Entries taken from a collection
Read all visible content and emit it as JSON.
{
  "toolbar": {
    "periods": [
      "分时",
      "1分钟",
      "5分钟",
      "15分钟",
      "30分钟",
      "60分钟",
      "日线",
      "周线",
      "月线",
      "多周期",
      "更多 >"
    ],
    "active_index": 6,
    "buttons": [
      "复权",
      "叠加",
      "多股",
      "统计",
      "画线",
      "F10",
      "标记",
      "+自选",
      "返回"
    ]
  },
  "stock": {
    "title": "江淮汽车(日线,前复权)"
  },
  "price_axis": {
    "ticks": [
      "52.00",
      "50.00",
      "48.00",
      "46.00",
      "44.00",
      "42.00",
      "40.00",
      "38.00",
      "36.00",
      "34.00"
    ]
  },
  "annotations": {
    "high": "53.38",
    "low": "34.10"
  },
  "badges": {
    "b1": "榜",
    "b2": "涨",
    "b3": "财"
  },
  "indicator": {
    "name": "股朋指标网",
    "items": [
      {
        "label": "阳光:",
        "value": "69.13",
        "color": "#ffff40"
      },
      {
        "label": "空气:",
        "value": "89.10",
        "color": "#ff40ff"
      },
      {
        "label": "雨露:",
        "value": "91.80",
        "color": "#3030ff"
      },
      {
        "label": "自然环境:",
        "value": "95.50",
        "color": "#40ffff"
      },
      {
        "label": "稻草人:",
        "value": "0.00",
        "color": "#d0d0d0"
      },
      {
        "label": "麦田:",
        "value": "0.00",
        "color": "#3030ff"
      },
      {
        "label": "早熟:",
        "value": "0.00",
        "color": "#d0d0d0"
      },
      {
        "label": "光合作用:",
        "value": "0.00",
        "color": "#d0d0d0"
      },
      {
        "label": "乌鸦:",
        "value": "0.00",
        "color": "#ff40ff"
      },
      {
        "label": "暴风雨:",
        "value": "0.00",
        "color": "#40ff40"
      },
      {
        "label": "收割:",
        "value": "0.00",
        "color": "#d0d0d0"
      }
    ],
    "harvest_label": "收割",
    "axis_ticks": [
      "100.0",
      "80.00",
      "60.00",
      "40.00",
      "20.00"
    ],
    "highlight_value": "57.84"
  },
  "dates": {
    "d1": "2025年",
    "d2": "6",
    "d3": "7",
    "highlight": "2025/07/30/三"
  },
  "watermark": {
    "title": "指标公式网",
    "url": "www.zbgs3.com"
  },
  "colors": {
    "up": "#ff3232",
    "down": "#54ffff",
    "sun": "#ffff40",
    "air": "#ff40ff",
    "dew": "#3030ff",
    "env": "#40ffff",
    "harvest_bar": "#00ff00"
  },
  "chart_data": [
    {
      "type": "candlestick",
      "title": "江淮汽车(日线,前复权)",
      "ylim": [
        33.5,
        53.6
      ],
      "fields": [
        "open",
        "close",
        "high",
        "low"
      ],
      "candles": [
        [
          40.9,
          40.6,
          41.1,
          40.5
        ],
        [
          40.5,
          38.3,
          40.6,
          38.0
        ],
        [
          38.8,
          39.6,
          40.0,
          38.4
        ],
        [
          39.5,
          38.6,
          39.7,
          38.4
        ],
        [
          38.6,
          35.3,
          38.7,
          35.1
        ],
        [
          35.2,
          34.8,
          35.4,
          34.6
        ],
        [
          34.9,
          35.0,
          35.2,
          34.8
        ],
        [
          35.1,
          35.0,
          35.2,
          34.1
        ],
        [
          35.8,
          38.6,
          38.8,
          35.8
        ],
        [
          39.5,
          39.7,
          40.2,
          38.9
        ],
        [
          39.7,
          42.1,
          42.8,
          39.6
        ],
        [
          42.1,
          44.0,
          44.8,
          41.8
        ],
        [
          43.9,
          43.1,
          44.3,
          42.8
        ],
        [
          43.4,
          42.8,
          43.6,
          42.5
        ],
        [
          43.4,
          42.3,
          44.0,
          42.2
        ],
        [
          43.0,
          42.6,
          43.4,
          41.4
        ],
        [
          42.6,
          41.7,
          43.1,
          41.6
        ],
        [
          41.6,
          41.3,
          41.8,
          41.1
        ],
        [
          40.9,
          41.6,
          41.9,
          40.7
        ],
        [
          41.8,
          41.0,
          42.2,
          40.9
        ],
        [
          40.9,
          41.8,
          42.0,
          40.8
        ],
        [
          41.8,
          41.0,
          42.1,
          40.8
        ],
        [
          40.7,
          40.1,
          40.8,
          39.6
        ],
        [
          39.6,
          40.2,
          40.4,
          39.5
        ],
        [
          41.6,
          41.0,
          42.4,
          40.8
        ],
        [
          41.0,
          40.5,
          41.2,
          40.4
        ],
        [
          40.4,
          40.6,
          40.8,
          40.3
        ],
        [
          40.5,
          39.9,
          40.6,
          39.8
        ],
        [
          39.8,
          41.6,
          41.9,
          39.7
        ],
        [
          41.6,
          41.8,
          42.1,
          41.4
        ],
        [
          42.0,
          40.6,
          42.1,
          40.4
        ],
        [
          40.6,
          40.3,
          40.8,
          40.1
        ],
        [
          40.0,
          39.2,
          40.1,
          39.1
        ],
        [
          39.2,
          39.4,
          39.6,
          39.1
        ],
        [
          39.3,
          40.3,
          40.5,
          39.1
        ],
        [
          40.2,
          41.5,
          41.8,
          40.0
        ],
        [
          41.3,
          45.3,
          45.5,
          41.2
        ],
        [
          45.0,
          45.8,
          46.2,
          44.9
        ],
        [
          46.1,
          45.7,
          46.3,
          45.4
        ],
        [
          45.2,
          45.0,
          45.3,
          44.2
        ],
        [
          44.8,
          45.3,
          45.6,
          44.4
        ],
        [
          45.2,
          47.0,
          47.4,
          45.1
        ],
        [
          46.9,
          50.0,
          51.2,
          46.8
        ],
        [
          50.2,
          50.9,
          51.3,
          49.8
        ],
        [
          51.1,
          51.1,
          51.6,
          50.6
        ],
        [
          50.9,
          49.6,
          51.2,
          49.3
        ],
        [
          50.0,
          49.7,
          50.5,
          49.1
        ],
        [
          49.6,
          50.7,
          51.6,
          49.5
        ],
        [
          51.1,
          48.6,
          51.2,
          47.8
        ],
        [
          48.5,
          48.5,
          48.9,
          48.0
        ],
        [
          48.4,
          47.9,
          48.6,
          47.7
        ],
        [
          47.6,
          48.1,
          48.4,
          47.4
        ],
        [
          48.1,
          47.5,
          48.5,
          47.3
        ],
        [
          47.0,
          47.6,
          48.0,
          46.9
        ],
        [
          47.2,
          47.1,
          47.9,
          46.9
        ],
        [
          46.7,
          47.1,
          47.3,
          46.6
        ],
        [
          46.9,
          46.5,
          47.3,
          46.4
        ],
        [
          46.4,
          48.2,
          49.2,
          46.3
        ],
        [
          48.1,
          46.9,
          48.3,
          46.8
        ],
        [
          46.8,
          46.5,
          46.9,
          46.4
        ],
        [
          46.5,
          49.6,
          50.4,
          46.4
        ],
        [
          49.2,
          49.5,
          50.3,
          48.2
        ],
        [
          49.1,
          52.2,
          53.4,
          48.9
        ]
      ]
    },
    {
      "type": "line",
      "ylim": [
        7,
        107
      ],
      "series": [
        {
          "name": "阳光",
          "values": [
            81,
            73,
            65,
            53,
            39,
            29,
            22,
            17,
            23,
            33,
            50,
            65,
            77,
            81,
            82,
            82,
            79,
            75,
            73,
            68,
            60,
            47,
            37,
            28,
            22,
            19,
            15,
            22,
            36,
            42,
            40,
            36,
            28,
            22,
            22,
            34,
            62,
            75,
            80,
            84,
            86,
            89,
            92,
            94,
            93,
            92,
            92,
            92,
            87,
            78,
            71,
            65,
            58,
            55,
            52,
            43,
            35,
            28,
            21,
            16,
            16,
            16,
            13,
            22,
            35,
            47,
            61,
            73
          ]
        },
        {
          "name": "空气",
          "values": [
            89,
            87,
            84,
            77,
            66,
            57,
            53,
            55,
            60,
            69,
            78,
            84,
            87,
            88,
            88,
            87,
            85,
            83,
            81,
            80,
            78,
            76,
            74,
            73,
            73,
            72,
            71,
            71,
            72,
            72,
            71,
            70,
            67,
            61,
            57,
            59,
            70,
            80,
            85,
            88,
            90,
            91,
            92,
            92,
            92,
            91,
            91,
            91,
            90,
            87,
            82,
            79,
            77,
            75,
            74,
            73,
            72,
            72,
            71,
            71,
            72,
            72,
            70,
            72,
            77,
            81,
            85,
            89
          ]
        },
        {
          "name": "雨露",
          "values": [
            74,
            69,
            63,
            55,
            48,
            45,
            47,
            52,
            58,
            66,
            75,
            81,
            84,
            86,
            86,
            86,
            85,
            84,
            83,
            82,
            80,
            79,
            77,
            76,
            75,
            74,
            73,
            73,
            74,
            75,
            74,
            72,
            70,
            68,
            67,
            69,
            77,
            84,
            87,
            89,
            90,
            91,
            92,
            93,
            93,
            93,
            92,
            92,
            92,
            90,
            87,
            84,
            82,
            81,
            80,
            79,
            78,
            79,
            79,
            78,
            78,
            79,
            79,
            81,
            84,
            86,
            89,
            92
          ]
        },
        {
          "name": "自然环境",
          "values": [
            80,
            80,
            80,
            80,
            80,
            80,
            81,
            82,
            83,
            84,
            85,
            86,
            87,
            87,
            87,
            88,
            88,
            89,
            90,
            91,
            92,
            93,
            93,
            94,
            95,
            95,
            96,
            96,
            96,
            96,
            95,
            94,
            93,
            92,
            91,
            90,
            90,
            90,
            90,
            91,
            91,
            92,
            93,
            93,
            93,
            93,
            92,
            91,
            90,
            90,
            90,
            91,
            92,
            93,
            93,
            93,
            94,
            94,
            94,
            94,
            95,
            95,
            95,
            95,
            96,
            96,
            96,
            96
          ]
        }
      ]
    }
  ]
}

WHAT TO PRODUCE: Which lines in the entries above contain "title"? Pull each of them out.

PROBLEM SOLUTION:
    "title": "江淮汽车(日线,前复权)"
    "title": "指标公式网",
      "title": "江淮汽车(日线,前复权)",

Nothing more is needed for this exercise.